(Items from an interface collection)

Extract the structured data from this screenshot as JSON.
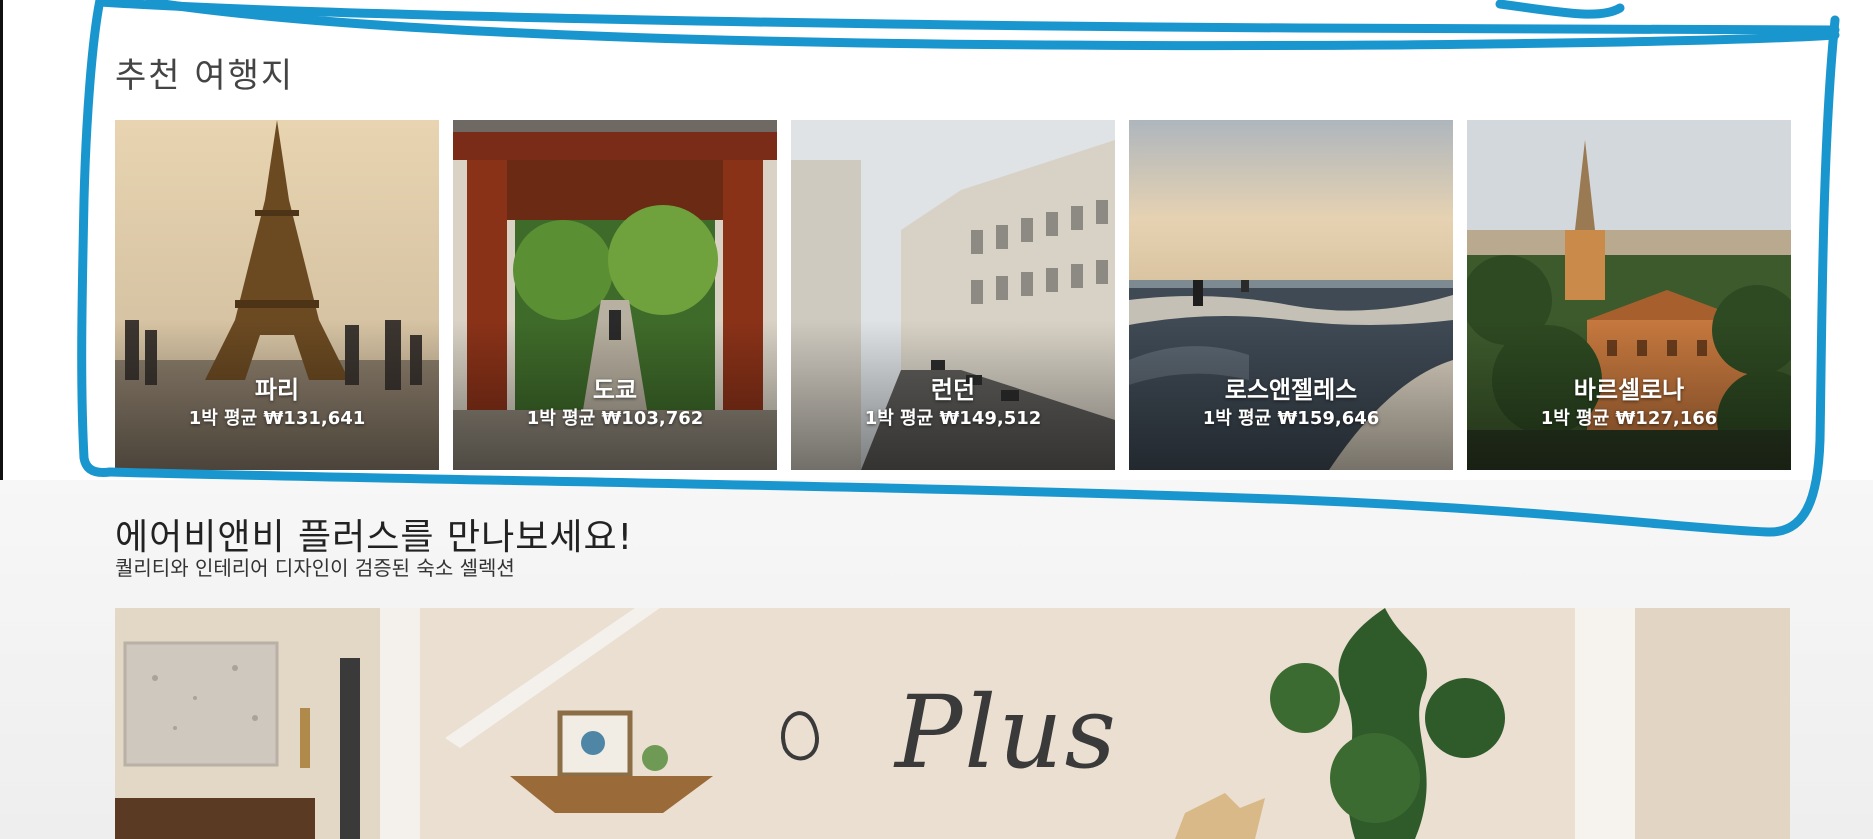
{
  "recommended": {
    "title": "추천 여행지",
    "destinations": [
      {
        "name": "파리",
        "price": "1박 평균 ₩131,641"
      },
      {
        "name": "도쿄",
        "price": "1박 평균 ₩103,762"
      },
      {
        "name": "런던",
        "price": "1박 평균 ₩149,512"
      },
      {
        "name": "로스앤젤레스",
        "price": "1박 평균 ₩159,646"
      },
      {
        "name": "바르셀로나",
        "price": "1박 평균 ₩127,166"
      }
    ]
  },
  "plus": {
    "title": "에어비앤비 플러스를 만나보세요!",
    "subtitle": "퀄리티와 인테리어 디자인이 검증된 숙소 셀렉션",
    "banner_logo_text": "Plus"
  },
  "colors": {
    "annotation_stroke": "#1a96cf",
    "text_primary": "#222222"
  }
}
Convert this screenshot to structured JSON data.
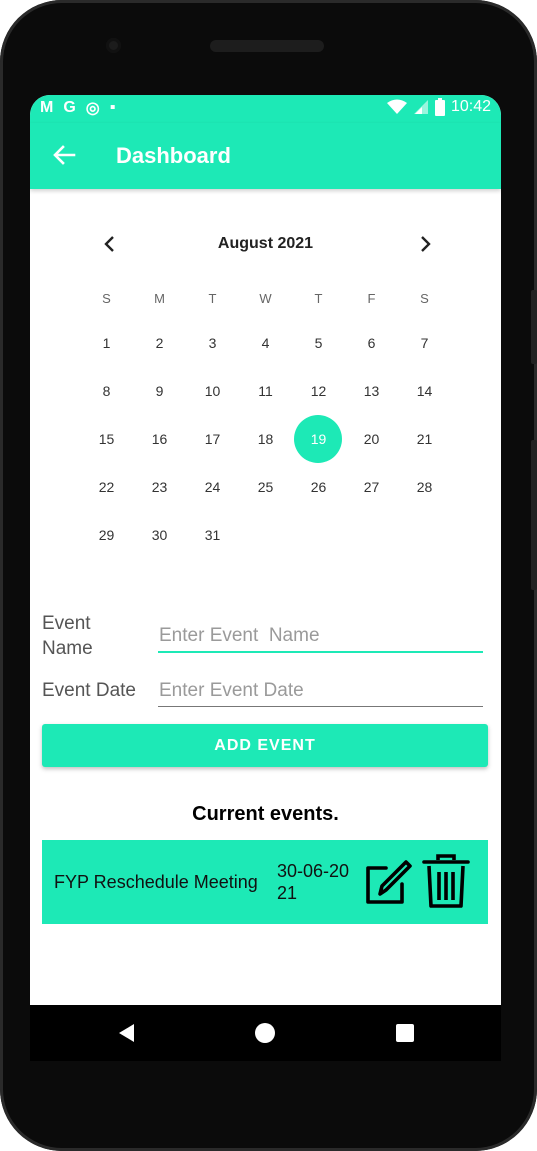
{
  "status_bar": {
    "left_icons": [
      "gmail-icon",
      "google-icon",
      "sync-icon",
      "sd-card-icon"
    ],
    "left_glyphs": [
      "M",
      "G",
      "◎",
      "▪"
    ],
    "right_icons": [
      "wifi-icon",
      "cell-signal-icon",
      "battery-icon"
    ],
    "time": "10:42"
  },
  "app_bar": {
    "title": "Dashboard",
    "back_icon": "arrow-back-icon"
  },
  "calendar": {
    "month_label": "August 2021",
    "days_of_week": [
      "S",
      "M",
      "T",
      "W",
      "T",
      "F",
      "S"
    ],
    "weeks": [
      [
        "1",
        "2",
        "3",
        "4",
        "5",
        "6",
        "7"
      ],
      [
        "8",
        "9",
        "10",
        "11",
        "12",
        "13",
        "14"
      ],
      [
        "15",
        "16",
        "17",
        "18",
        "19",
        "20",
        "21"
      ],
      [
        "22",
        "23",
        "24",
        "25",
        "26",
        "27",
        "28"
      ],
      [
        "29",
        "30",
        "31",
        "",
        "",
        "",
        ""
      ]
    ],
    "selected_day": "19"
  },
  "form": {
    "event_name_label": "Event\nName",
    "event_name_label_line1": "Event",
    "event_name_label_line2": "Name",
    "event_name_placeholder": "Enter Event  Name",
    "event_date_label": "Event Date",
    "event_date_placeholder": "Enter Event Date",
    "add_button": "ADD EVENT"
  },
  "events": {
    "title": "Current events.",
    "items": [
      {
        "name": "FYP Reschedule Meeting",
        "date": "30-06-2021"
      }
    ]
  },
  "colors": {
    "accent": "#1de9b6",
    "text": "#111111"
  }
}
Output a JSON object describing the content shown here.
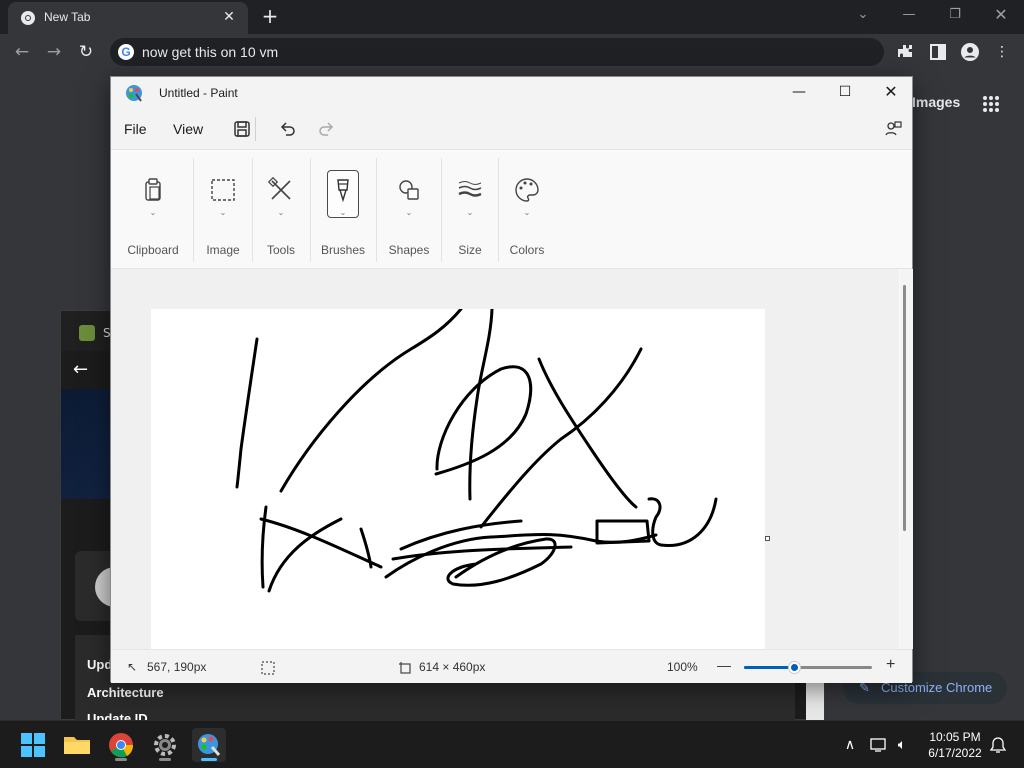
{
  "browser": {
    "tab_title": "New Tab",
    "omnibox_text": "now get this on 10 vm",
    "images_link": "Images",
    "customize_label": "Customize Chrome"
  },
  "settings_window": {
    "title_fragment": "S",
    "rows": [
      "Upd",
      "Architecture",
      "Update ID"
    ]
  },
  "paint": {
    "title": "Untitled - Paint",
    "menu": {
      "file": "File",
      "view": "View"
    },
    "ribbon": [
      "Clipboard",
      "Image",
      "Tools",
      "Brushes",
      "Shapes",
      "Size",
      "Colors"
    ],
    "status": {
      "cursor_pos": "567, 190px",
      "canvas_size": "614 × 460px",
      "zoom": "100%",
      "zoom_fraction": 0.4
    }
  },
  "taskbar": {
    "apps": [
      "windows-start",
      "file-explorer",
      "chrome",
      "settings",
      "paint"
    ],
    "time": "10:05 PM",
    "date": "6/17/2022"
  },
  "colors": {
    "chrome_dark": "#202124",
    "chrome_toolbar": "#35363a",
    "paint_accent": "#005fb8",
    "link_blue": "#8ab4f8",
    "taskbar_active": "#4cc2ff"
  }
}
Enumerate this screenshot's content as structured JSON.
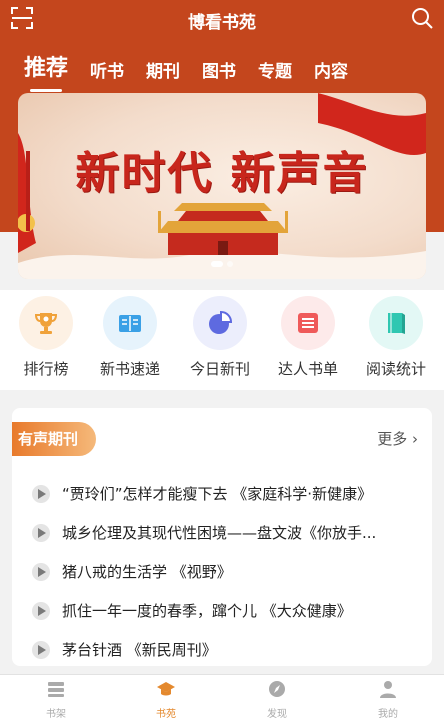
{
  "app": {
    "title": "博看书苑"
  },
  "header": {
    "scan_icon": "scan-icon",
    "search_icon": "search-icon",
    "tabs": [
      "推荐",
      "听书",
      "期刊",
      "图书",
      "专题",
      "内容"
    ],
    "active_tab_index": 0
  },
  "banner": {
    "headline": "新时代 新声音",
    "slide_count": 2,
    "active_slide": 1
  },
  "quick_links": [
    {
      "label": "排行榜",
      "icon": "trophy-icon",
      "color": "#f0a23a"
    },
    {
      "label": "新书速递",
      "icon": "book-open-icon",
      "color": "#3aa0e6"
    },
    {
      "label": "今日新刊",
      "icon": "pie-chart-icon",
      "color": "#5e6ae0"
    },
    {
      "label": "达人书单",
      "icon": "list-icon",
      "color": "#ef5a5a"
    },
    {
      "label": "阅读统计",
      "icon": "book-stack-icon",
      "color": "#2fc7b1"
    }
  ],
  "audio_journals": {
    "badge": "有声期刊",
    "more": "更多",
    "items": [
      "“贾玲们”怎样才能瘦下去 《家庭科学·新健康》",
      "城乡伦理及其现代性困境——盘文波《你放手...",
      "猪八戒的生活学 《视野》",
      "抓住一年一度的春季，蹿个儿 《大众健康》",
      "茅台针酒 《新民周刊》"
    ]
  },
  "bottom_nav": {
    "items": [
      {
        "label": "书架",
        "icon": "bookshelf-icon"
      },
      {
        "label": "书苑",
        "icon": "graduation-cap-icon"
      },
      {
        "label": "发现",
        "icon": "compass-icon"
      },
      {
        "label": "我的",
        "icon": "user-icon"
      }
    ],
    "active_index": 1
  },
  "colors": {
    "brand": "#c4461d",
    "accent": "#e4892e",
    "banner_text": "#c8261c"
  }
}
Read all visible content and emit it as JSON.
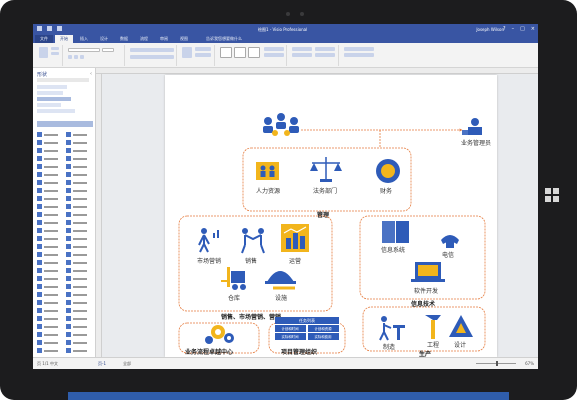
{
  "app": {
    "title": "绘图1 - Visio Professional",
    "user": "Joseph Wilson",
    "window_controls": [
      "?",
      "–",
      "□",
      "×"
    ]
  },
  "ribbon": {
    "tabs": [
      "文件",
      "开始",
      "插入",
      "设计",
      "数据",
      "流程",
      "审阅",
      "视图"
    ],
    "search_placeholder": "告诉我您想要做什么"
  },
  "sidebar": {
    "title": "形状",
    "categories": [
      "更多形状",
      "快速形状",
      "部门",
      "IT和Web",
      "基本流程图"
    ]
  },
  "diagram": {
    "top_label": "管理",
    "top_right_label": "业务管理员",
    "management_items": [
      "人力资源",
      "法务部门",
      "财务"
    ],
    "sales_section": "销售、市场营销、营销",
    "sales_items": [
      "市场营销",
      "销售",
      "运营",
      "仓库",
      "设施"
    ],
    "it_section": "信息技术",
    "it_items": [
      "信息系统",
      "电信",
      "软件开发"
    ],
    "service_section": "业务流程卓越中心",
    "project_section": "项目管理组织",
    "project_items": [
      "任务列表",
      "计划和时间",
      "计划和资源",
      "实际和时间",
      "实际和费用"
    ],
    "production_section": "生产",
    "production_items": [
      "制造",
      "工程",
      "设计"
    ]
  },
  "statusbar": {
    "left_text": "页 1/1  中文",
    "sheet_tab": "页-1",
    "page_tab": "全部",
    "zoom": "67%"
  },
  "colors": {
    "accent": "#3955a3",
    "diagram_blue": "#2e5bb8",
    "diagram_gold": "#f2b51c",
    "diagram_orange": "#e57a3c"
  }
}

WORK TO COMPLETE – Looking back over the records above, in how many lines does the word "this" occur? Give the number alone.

OUTPUT OF THE TASK – 4